Entries from a dataset of interfaces
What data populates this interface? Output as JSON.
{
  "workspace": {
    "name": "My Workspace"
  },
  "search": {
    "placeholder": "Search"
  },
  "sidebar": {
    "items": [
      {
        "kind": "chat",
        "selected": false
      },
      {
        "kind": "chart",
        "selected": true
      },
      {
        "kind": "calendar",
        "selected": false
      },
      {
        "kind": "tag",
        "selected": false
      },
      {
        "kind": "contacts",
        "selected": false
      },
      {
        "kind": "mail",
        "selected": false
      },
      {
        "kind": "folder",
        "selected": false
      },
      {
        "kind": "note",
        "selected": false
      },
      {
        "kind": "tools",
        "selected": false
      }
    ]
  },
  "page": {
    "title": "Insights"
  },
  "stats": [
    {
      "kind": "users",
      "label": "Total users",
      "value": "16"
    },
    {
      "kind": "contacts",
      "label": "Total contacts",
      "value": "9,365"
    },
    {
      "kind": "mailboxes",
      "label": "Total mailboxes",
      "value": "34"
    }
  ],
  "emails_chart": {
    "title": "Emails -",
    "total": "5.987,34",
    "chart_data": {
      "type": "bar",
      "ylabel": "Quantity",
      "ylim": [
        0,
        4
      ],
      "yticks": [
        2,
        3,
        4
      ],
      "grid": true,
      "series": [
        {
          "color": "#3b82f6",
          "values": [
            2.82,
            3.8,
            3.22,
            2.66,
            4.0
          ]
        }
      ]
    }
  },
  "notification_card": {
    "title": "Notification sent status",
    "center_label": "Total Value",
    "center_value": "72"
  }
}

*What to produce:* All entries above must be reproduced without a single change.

*Answer section:*
What data populates this interface? Output as JSON.
{
  "workspace": {
    "name": "My Workspace"
  },
  "search": {
    "placeholder": "Search"
  },
  "sidebar": {
    "items": [
      {
        "kind": "chat",
        "selected": false
      },
      {
        "kind": "chart",
        "selected": true
      },
      {
        "kind": "calendar",
        "selected": false
      },
      {
        "kind": "tag",
        "selected": false
      },
      {
        "kind": "contacts",
        "selected": false
      },
      {
        "kind": "mail",
        "selected": false
      },
      {
        "kind": "folder",
        "selected": false
      },
      {
        "kind": "note",
        "selected": false
      },
      {
        "kind": "tools",
        "selected": false
      }
    ]
  },
  "page": {
    "title": "Insights"
  },
  "stats": [
    {
      "kind": "users",
      "label": "Total users",
      "value": "16"
    },
    {
      "kind": "contacts",
      "label": "Total contacts",
      "value": "9,365"
    },
    {
      "kind": "mailboxes",
      "label": "Total mailboxes",
      "value": "34"
    }
  ],
  "emails_chart": {
    "title": "Emails -",
    "total": "5.987,34",
    "chart_data": {
      "type": "bar",
      "ylabel": "Quantity",
      "ylim": [
        0,
        4
      ],
      "yticks": [
        2,
        3,
        4
      ],
      "grid": true,
      "series": [
        {
          "color": "#3b82f6",
          "values": [
            2.82,
            3.8,
            3.22,
            2.66,
            4.0
          ]
        }
      ]
    }
  },
  "notification_card": {
    "title": "Notification sent status",
    "center_label": "Total Value",
    "center_value": "72"
  }
}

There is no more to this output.